Set down all of the records below exactly, please, omitting the images.

### Data about app and page elements
>>>
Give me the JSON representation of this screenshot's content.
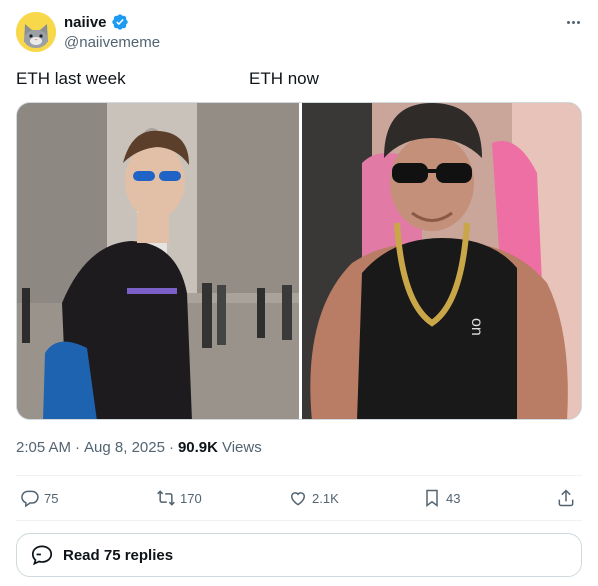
{
  "author": {
    "display_name": "naiive",
    "handle": "@naiivememe",
    "verified": true
  },
  "captions": {
    "left": "ETH last week",
    "right": "ETH now"
  },
  "meta": {
    "time": "2:05 AM",
    "dot1": "·",
    "date": "Aug 8, 2025",
    "dot2": "·",
    "views_count": "90.9K",
    "views_label": "Views"
  },
  "actions": {
    "replies": "75",
    "reposts": "170",
    "likes": "2.1K",
    "bookmarks": "43"
  },
  "read_replies_label": "Read 75 replies",
  "colors": {
    "verified": "#1d9bf0",
    "secondary_text": "#536471",
    "primary_text": "#0f1419",
    "border": "#cfd9de",
    "avatar_bg": "#f7d84a"
  },
  "icons": [
    "more-icon",
    "verified-icon",
    "reply-icon",
    "repost-icon",
    "like-icon",
    "bookmark-icon",
    "share-icon",
    "chat-bubble-icon"
  ]
}
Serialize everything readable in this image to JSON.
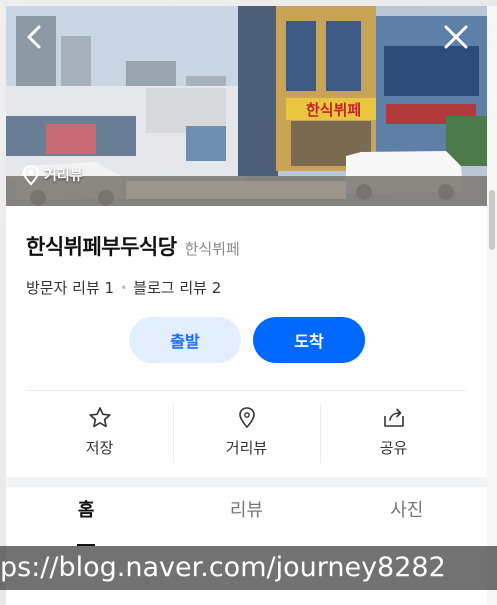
{
  "header": {
    "back_icon": "chevron-left-icon",
    "close_icon": "close-icon"
  },
  "photo": {
    "streetview_label": "거리뷰",
    "sign_text": "한식뷔페"
  },
  "place": {
    "name": "한식뷔페부두식당",
    "category": "한식뷔페",
    "visitor_reviews": "방문자 리뷰 1",
    "blog_reviews": "블로그 리뷰 2"
  },
  "buttons": {
    "start_label": "출발",
    "arrive_label": "도착"
  },
  "actions": [
    {
      "label": "저장",
      "icon": "star-icon"
    },
    {
      "label": "거리뷰",
      "icon": "location-pin-icon"
    },
    {
      "label": "공유",
      "icon": "share-icon"
    }
  ],
  "tabs": [
    {
      "label": "홈",
      "active": true
    },
    {
      "label": "리뷰",
      "active": false
    },
    {
      "label": "사진",
      "active": false
    }
  ],
  "colors": {
    "primary": "#0068ff",
    "primary_light": "#e3efff",
    "text": "#111111",
    "muted": "#8a8a8a"
  },
  "watermark": "ps://blog.naver.com/journey8282"
}
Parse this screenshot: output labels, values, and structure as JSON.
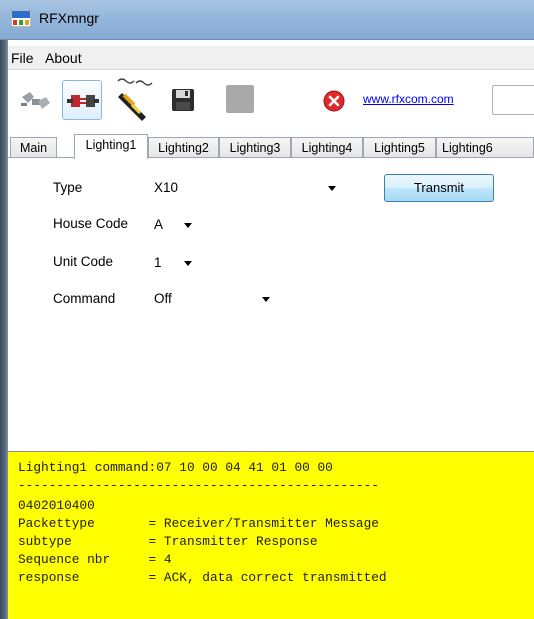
{
  "window": {
    "title": "RFXmngr",
    "icon": "rfx-app-icon"
  },
  "menu": {
    "items": [
      "File",
      "About"
    ]
  },
  "toolbar": {
    "buttons": [
      "connect-icon",
      "disconnect-icon",
      "record-icon",
      "save-icon",
      "stop-icon",
      "close-icon"
    ],
    "link": "www.rfxcom.com"
  },
  "tabs": [
    "Main",
    "Lighting1",
    "Lighting2",
    "Lighting3",
    "Lighting4",
    "Lighting5",
    "Lighting6"
  ],
  "active_tab": "Lighting1",
  "form": {
    "type_label": "Type",
    "type_value": "X10",
    "house_code_label": "House Code",
    "house_code_value": "A",
    "unit_code_label": "Unit Code",
    "unit_code_value": "1",
    "command_label": "Command",
    "command_value": "Off",
    "transmit_label": "Transmit"
  },
  "output": {
    "lines": [
      "Lighting1 command:07 10 00 04 41 01 00 00",
      "-----------------------------------------------",
      "0402010400",
      "Packettype       = Receiver/Transmitter Message",
      "subtype          = Transmitter Response",
      "Sequence nbr     = 4",
      "response         = ACK, data correct transmitted"
    ],
    "background": "#ffff00"
  }
}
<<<
### Response to this task
Give me the JSON representation of this screenshot's content.
{
  "author": {
    "display_name": "naiive",
    "handle": "@naiivememe",
    "verified": true
  },
  "captions": {
    "left": "ETH last week",
    "right": "ETH now"
  },
  "meta": {
    "time": "2:05 AM",
    "dot1": "·",
    "date": "Aug 8, 2025",
    "dot2": "·",
    "views_count": "90.9K",
    "views_label": "Views"
  },
  "actions": {
    "replies": "75",
    "reposts": "170",
    "likes": "2.1K",
    "bookmarks": "43"
  },
  "read_replies_label": "Read 75 replies",
  "colors": {
    "verified": "#1d9bf0",
    "secondary_text": "#536471",
    "primary_text": "#0f1419",
    "border": "#cfd9de",
    "avatar_bg": "#f7d84a"
  },
  "icons": [
    "more-icon",
    "verified-icon",
    "reply-icon",
    "repost-icon",
    "like-icon",
    "bookmark-icon",
    "share-icon",
    "chat-bubble-icon"
  ]
}
Serialize everything readable in this image to JSON.
{
  "header": {
    "back_icon": "chevron-left-icon",
    "close_icon": "close-icon"
  },
  "photo": {
    "streetview_label": "거리뷰",
    "sign_text": "한식뷔페"
  },
  "place": {
    "name": "한식뷔페부두식당",
    "category": "한식뷔페",
    "visitor_reviews": "방문자 리뷰 1",
    "blog_reviews": "블로그 리뷰 2"
  },
  "buttons": {
    "start_label": "출발",
    "arrive_label": "도착"
  },
  "actions": [
    {
      "label": "저장",
      "icon": "star-icon"
    },
    {
      "label": "거리뷰",
      "icon": "location-pin-icon"
    },
    {
      "label": "공유",
      "icon": "share-icon"
    }
  ],
  "tabs": [
    {
      "label": "홈",
      "active": true
    },
    {
      "label": "리뷰",
      "active": false
    },
    {
      "label": "사진",
      "active": false
    }
  ],
  "colors": {
    "primary": "#0068ff",
    "primary_light": "#e3efff",
    "text": "#111111",
    "muted": "#8a8a8a"
  },
  "watermark": "ps://blog.naver.com/journey8282"
}
Parse this screenshot: output labels, values, and structure as JSON.
{
  "window": {
    "title": "RFXmngr",
    "icon": "rfx-app-icon"
  },
  "menu": {
    "items": [
      "File",
      "About"
    ]
  },
  "toolbar": {
    "buttons": [
      "connect-icon",
      "disconnect-icon",
      "record-icon",
      "save-icon",
      "stop-icon",
      "close-icon"
    ],
    "link": "www.rfxcom.com"
  },
  "tabs": [
    "Main",
    "Lighting1",
    "Lighting2",
    "Lighting3",
    "Lighting4",
    "Lighting5",
    "Lighting6"
  ],
  "active_tab": "Lighting1",
  "form": {
    "type_label": "Type",
    "type_value": "X10",
    "house_code_label": "House Code",
    "house_code_value": "A",
    "unit_code_label": "Unit Code",
    "unit_code_value": "1",
    "command_label": "Command",
    "command_value": "Off",
    "transmit_label": "Transmit"
  },
  "output": {
    "lines": [
      "Lighting1 command:07 10 00 04 41 01 00 00",
      "-----------------------------------------------",
      "0402010400",
      "Packettype       = Receiver/Transmitter Message",
      "subtype          = Transmitter Response",
      "Sequence nbr     = 4",
      "response         = ACK, data correct transmitted"
    ],
    "background": "#ffff00"
  }
}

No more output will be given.